<<<<

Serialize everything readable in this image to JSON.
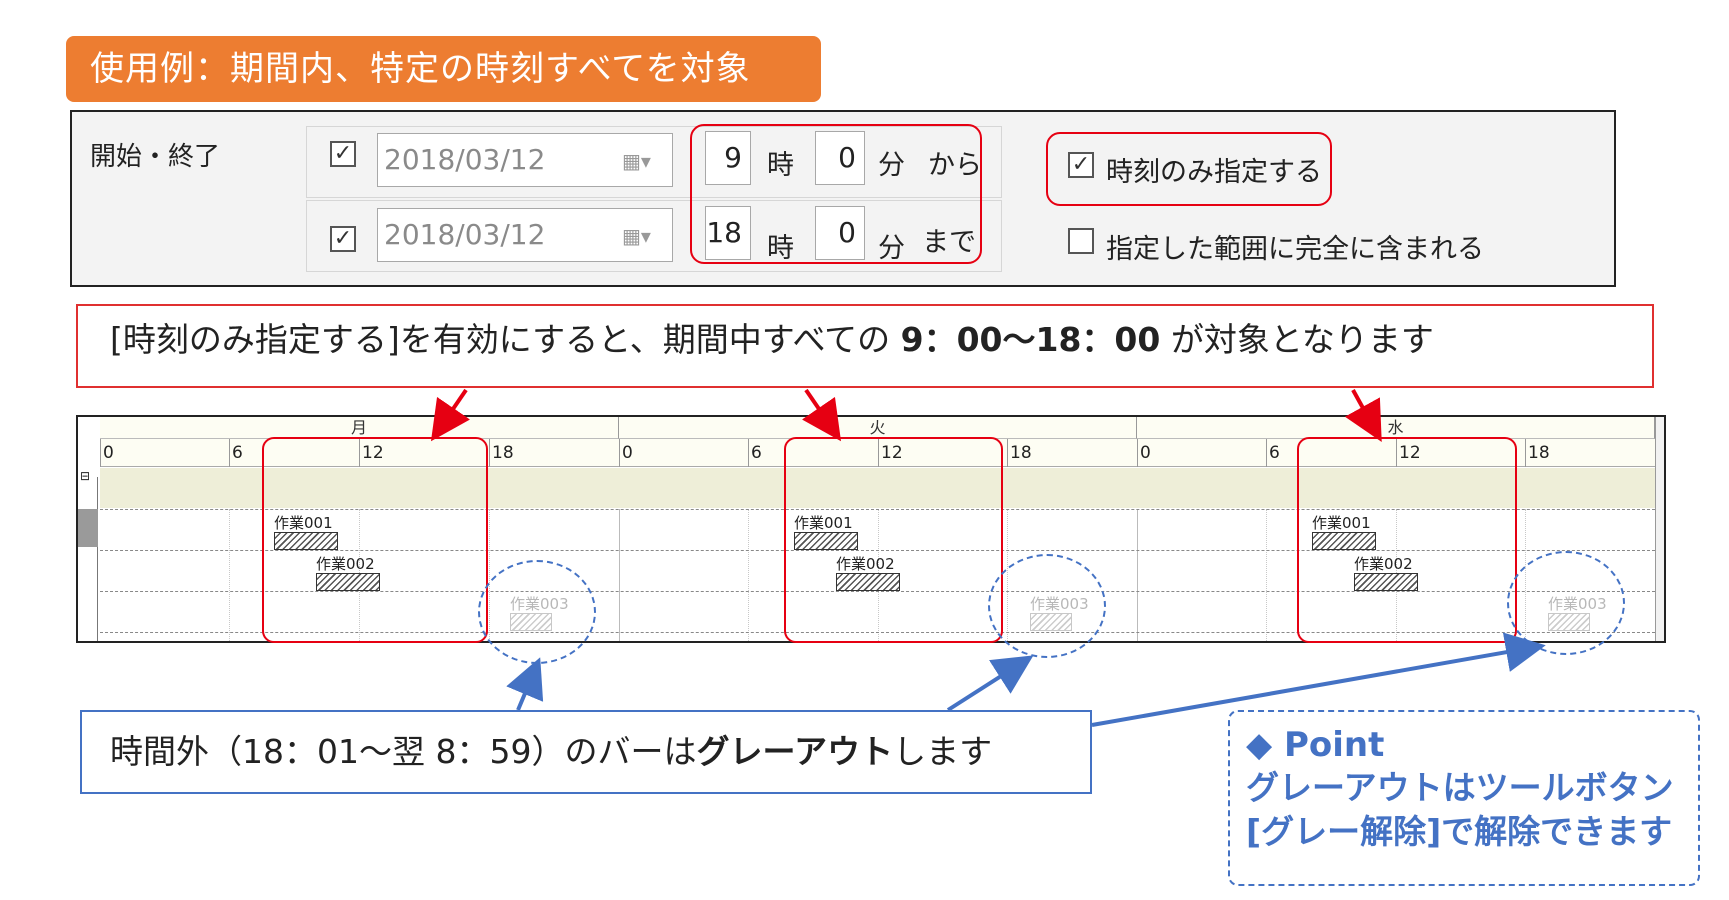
{
  "banner": {
    "title": "使用例：期間内、特定の時刻すべてを対象"
  },
  "period": {
    "label": "開始・終了",
    "start": {
      "checked": true,
      "date": "2018/03/12",
      "hour": "9",
      "hour_unit": "時",
      "minute": "0",
      "minute_unit": "分",
      "suffix": "から"
    },
    "end": {
      "checked": true,
      "date": "2018/03/12",
      "hour": "18",
      "hour_unit": "時",
      "minute": "0",
      "minute_unit": "分",
      "suffix": "まで"
    },
    "options": [
      {
        "label": "時刻のみ指定する",
        "checked": true
      },
      {
        "label": "指定した範囲に完全に含まれる",
        "checked": false
      }
    ]
  },
  "note_top": {
    "before": "[時刻のみ指定する]を有効にすると、期間中すべての ",
    "emph": "9：00～18：00",
    "after": " が対象となります"
  },
  "gantt": {
    "collapse_icon": "⊟",
    "days": [
      {
        "label": "月",
        "ticks": [
          "0",
          "6",
          "12",
          "18"
        ]
      },
      {
        "label": "火",
        "ticks": [
          "0",
          "6",
          "12",
          "18"
        ]
      },
      {
        "label": "水",
        "ticks": [
          "0",
          "6",
          "12",
          "18"
        ]
      }
    ],
    "tasks": [
      {
        "label": "作業001",
        "greyed": false
      },
      {
        "label": "作業002",
        "greyed": false
      },
      {
        "label": "作業003",
        "greyed": true
      }
    ]
  },
  "note_bottom": {
    "before": "時間外（18：01～翌 8：59）のバーは",
    "emph": "グレーアウト",
    "after": "します"
  },
  "point": {
    "title": "◆ Point",
    "line1": "グレーアウトはツールボタン",
    "line2": "[グレー解除]で解除できます"
  },
  "colors": {
    "accent_orange": "#ed7d31",
    "highlight_red": "#e60012",
    "point_blue": "#4472c4"
  }
}
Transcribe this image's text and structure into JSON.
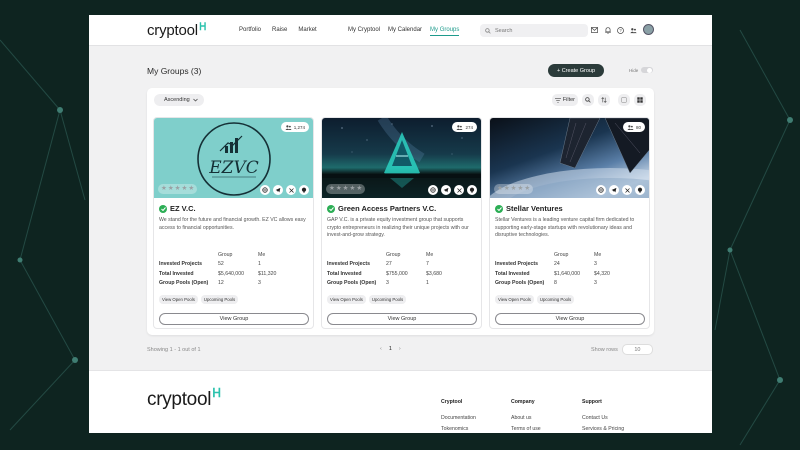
{
  "header": {
    "logo": "cryptool",
    "nav_left": [
      "Portfolio",
      "Raise",
      "Market"
    ],
    "nav_right": [
      {
        "label": "My Cryptool",
        "active": false
      },
      {
        "label": "My Calendar",
        "active": false
      },
      {
        "label": "My Groups",
        "active": true
      }
    ],
    "search": {
      "placeholder": "Search"
    },
    "icons": [
      "mail-icon",
      "bell-icon",
      "help-icon",
      "people-icon",
      "avatar"
    ]
  },
  "page": {
    "title": "My Groups (3)",
    "create_button": "+ Create Group",
    "hide_label": "Hide",
    "sort_value": "Ascending",
    "filter_label": "Filter"
  },
  "cards": [
    {
      "name": "EZ V.C.",
      "members": "1,274",
      "rating": 5,
      "description": "We stand for the future and financial growth. EZ VC allows easy access to financial opportunities.",
      "image_text": "EZVC",
      "stats": {
        "col_group": "Group",
        "col_me": "Me",
        "invested_projects_label": "Invested Projects",
        "invested_projects_group": "52",
        "invested_projects_me": "1",
        "total_invested_label": "Total Invested",
        "total_invested_group": "$5,640,000",
        "total_invested_me": "$11,320",
        "group_pools_label": "Group Pools (Open)",
        "group_pools_group": "12",
        "group_pools_me": "3"
      },
      "pill_open": "View Open Pools",
      "pill_upcoming": "Upcoming Pools",
      "view_button": "View Group"
    },
    {
      "name": "Green Access Partners V.C.",
      "members": "274",
      "rating": 5,
      "description": "GAP V.C. is a private equity investment group that supports crypto entrepreneurs in realizing their unique projects with our invest-and-grow strategy.",
      "stats": {
        "col_group": "Group",
        "col_me": "Me",
        "invested_projects_label": "Invested Projects",
        "invested_projects_group": "27",
        "invested_projects_me": "7",
        "total_invested_label": "Total Invested",
        "total_invested_group": "$755,000",
        "total_invested_me": "$3,680",
        "group_pools_label": "Group Pools (Open)",
        "group_pools_group": "3",
        "group_pools_me": "1"
      },
      "pill_open": "View Open Pools",
      "pill_upcoming": "Upcoming Pools",
      "view_button": "View Group"
    },
    {
      "name": "Stellar Ventures",
      "members": "80",
      "rating": 5,
      "description": "Stellar Ventures is a leading venture capital firm dedicated to supporting early-stage startups with revolutionary ideas and disruptive technologies.",
      "stats": {
        "col_group": "Group",
        "col_me": "Me",
        "invested_projects_label": "Invested Projects",
        "invested_projects_group": "24",
        "invested_projects_me": "3",
        "total_invested_label": "Total Invested",
        "total_invested_group": "$1,640,000",
        "total_invested_me": "$4,320",
        "group_pools_label": "Group Pools (Open)",
        "group_pools_group": "8",
        "group_pools_me": "3"
      },
      "pill_open": "View Open Pools",
      "pill_upcoming": "Upcoming Pools",
      "view_button": "View Group"
    }
  ],
  "pagination": {
    "showing": "Showing 1 - 1 out of 1",
    "prev": "‹",
    "current": "1",
    "next": "›",
    "rows_label": "Show rows",
    "rows_value": "10"
  },
  "footer": {
    "logo": "cryptool",
    "col1": {
      "heading": "Cryptool",
      "links": [
        "Documentation",
        "Tokenomics"
      ]
    },
    "col2": {
      "heading": "Company",
      "links": [
        "About us",
        "Terms of use"
      ]
    },
    "col3": {
      "heading": "Support",
      "links": [
        "Contact Us",
        "Services & Pricing"
      ]
    }
  },
  "colors": {
    "accent": "#1e9b8c",
    "logo_mark": "#2bc2ad",
    "create_button_bg": "#2b3b3a",
    "verified": "#2cae55",
    "outer_bg": "#0e2420"
  }
}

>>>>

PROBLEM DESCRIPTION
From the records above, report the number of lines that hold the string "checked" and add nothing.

ANSWER FOR THE TASK
4